→ The data
»»
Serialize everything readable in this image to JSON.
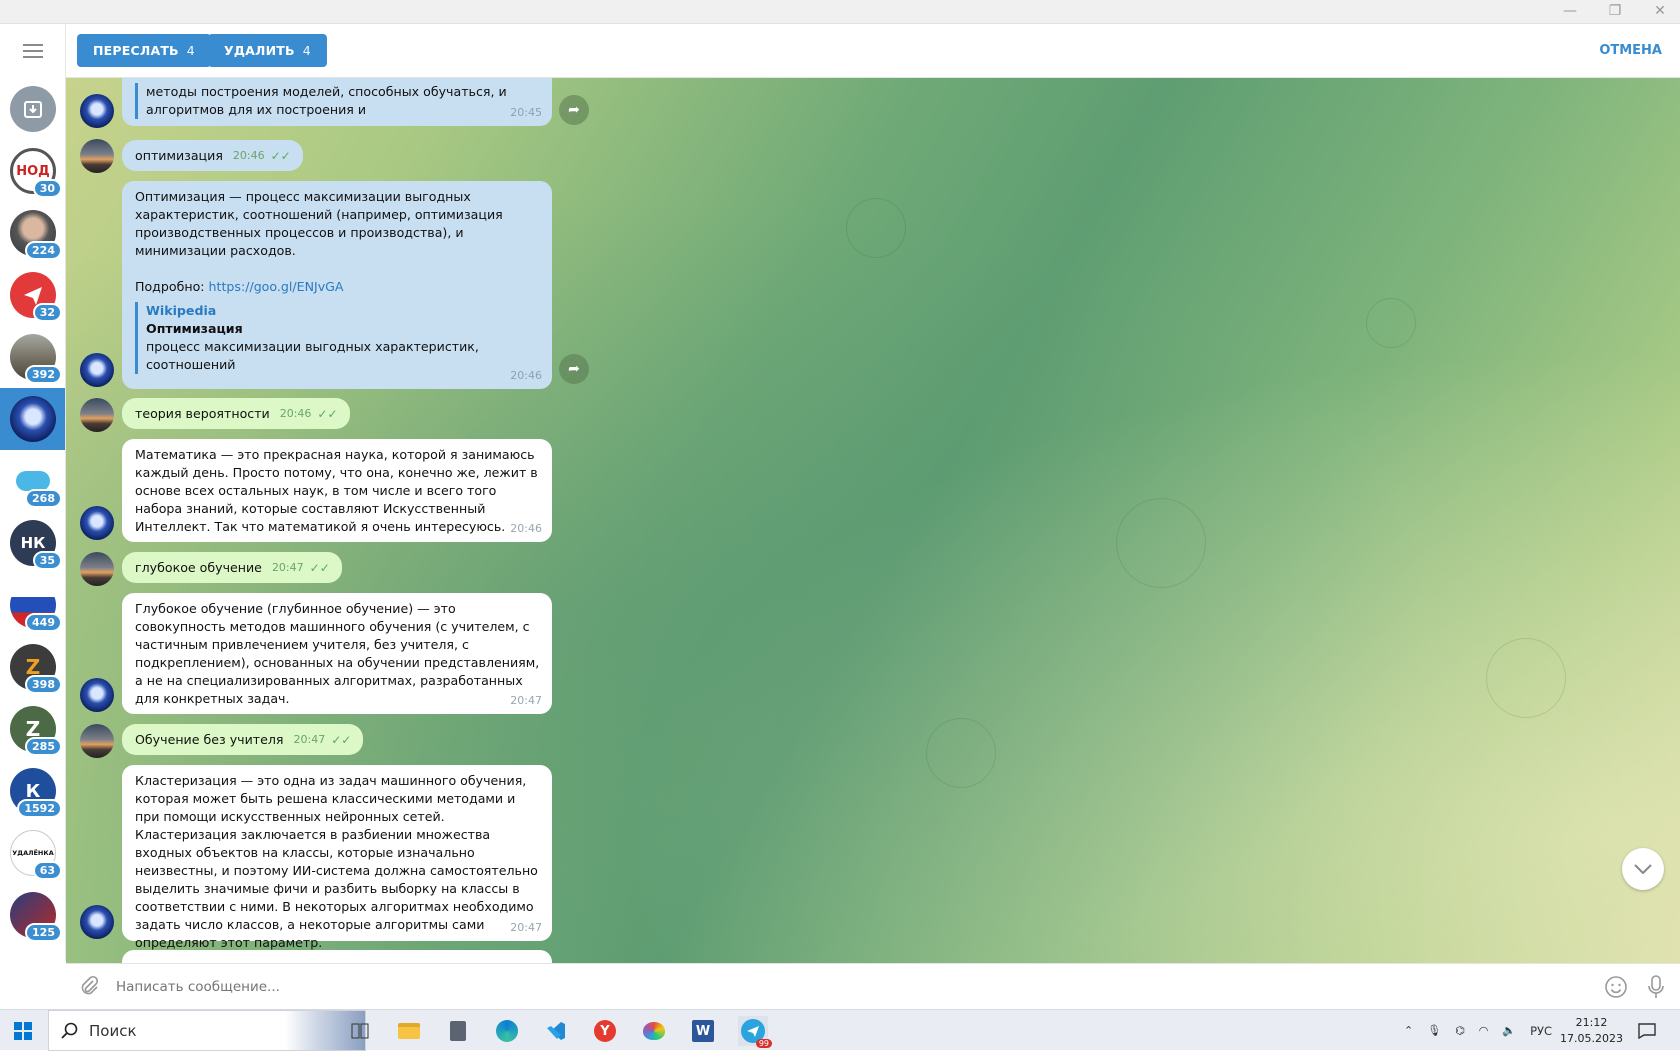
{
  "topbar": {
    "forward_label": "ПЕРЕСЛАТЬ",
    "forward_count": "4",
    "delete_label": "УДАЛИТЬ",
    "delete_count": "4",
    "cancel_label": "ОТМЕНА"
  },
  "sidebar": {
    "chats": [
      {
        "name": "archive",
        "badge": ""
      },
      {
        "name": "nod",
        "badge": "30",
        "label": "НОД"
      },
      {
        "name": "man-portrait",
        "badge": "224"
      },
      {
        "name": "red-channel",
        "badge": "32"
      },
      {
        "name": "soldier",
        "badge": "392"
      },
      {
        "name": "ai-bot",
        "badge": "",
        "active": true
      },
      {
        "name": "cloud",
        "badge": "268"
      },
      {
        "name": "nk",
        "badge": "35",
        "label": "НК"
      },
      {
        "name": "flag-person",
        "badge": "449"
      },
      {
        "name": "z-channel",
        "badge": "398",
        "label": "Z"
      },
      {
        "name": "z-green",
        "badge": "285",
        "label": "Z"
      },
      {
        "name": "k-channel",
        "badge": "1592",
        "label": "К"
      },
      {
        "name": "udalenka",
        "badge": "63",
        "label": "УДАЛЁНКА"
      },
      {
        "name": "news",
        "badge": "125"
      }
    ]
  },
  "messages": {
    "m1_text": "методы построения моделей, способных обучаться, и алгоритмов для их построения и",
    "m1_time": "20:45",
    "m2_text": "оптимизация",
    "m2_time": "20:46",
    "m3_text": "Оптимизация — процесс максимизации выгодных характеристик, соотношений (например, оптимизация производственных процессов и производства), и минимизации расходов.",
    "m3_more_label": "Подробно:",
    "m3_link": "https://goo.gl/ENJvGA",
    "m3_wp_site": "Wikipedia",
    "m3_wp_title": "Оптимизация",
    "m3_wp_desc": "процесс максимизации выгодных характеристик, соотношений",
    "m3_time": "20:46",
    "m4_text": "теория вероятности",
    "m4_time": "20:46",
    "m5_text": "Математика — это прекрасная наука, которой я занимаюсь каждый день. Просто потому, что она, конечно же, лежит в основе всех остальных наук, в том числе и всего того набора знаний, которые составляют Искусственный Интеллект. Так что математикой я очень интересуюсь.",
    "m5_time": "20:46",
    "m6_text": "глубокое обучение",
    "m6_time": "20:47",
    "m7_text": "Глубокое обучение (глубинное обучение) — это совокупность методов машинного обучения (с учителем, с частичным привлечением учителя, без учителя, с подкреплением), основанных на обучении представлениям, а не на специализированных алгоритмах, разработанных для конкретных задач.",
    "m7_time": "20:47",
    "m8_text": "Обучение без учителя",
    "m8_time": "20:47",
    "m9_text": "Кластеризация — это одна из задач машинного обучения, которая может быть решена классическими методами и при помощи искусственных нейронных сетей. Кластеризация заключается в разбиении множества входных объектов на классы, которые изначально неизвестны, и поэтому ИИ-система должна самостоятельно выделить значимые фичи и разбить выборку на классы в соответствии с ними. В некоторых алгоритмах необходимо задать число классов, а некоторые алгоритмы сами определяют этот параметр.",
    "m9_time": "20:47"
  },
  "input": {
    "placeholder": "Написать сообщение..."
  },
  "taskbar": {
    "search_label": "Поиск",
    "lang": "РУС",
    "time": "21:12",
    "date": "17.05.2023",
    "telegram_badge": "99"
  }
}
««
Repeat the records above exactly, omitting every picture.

→ Expected answer
Serialize everything readable in this image to JSON.
{
  "topbar": {
    "forward_label": "ПЕРЕСЛАТЬ",
    "forward_count": "4",
    "delete_label": "УДАЛИТЬ",
    "delete_count": "4",
    "cancel_label": "ОТМЕНА"
  },
  "sidebar": {
    "chats": [
      {
        "name": "archive",
        "badge": ""
      },
      {
        "name": "nod",
        "badge": "30",
        "label": "НОД"
      },
      {
        "name": "man-portrait",
        "badge": "224"
      },
      {
        "name": "red-channel",
        "badge": "32"
      },
      {
        "name": "soldier",
        "badge": "392"
      },
      {
        "name": "ai-bot",
        "badge": "",
        "active": true
      },
      {
        "name": "cloud",
        "badge": "268"
      },
      {
        "name": "nk",
        "badge": "35",
        "label": "НК"
      },
      {
        "name": "flag-person",
        "badge": "449"
      },
      {
        "name": "z-channel",
        "badge": "398",
        "label": "Z"
      },
      {
        "name": "z-green",
        "badge": "285",
        "label": "Z"
      },
      {
        "name": "k-channel",
        "badge": "1592",
        "label": "К"
      },
      {
        "name": "udalenka",
        "badge": "63",
        "label": "УДАЛЁНКА"
      },
      {
        "name": "news",
        "badge": "125"
      }
    ]
  },
  "messages": {
    "m1_text": "методы построения моделей, способных обучаться, и алгоритмов для их построения и",
    "m1_time": "20:45",
    "m2_text": "оптимизация",
    "m2_time": "20:46",
    "m3_text": "Оптимизация — процесс максимизации выгодных характеристик, соотношений (например, оптимизация производственных процессов и производства), и минимизации расходов.",
    "m3_more_label": "Подробно:",
    "m3_link": "https://goo.gl/ENJvGA",
    "m3_wp_site": "Wikipedia",
    "m3_wp_title": "Оптимизация",
    "m3_wp_desc": "процесс максимизации выгодных характеристик, соотношений",
    "m3_time": "20:46",
    "m4_text": "теория вероятности",
    "m4_time": "20:46",
    "m5_text": "Математика — это прекрасная наука, которой я занимаюсь каждый день. Просто потому, что она, конечно же, лежит в основе всех остальных наук, в том числе и всего того набора знаний, которые составляют Искусственный Интеллект. Так что математикой я очень интересуюсь.",
    "m5_time": "20:46",
    "m6_text": "глубокое обучение",
    "m6_time": "20:47",
    "m7_text": "Глубокое обучение (глубинное обучение) — это совокупность методов машинного обучения (с учителем, с частичным привлечением учителя, без учителя, с подкреплением), основанных на обучении представлениям, а не на специализированных алгоритмах, разработанных для конкретных задач.",
    "m7_time": "20:47",
    "m8_text": "Обучение без учителя",
    "m8_time": "20:47",
    "m9_text": "Кластеризация — это одна из задач машинного обучения, которая может быть решена классическими методами и при помощи искусственных нейронных сетей. Кластеризация заключается в разбиении множества входных объектов на классы, которые изначально неизвестны, и поэтому ИИ-система должна самостоятельно выделить значимые фичи и разбить выборку на классы в соответствии с ними. В некоторых алгоритмах необходимо задать число классов, а некоторые алгоритмы сами определяют этот параметр.",
    "m9_time": "20:47"
  },
  "input": {
    "placeholder": "Написать сообщение..."
  },
  "taskbar": {
    "search_label": "Поиск",
    "lang": "РУС",
    "time": "21:12",
    "date": "17.05.2023",
    "telegram_badge": "99"
  }
}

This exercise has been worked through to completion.